▶ **Task instructions**
For every line in the entries that contains "mongo", show the whole line.
*** Block opens ***
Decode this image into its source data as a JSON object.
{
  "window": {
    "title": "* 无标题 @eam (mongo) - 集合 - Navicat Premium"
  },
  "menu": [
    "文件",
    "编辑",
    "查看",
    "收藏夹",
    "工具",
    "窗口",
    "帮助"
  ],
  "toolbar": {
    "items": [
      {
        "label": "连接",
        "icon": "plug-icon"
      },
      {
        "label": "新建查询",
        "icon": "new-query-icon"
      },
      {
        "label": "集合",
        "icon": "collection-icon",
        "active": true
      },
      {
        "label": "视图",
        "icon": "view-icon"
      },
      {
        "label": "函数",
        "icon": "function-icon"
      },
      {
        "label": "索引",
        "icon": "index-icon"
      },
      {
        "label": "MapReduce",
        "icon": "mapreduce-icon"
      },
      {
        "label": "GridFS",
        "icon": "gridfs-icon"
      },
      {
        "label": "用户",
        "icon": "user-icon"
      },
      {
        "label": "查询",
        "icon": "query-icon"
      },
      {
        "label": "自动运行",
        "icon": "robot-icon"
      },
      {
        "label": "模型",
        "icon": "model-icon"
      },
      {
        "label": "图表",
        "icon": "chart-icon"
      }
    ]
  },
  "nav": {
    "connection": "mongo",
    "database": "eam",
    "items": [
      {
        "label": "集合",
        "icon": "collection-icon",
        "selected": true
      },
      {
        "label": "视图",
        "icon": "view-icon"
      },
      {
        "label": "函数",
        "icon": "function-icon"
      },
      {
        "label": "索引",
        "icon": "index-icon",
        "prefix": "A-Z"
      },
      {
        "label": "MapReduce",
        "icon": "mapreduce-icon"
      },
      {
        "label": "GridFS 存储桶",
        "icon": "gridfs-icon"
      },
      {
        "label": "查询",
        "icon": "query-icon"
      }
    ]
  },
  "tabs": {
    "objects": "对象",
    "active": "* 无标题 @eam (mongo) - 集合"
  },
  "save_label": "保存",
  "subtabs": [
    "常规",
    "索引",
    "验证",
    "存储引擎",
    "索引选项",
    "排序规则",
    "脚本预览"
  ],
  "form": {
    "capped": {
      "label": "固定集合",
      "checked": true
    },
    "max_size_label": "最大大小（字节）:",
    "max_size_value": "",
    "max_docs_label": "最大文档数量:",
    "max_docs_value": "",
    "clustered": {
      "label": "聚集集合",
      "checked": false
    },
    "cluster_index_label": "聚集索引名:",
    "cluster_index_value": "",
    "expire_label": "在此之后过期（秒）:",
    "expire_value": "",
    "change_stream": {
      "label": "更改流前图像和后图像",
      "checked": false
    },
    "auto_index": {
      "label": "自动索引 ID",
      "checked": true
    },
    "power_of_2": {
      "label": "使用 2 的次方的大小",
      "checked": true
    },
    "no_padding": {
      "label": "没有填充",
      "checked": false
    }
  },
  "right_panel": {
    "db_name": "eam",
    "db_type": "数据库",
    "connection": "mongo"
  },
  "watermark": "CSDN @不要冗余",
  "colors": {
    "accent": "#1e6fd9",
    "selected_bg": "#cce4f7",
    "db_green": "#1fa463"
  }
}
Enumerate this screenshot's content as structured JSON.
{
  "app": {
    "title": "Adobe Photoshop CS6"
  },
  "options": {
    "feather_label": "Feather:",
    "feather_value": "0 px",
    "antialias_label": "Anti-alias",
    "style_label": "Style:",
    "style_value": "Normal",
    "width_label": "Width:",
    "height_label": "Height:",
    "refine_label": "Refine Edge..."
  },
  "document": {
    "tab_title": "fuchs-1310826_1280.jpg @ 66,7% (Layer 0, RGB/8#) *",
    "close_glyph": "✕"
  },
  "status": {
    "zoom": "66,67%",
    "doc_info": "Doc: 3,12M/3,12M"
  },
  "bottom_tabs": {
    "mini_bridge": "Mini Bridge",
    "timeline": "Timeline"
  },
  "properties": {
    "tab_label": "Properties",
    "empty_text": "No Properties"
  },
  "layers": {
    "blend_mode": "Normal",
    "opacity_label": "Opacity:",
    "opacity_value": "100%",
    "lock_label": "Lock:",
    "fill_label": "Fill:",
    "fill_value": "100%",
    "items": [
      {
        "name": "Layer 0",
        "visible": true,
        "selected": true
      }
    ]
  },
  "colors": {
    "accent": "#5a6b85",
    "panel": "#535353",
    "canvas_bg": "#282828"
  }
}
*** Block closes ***
▶ **Solution**
    "title": "* 无标题 @eam (mongo) - 集合 - Navicat Premium"
    "connection": "mongo",
    "active": "* 无标题 @eam (mongo) - 集合"
    "connection": "mongo"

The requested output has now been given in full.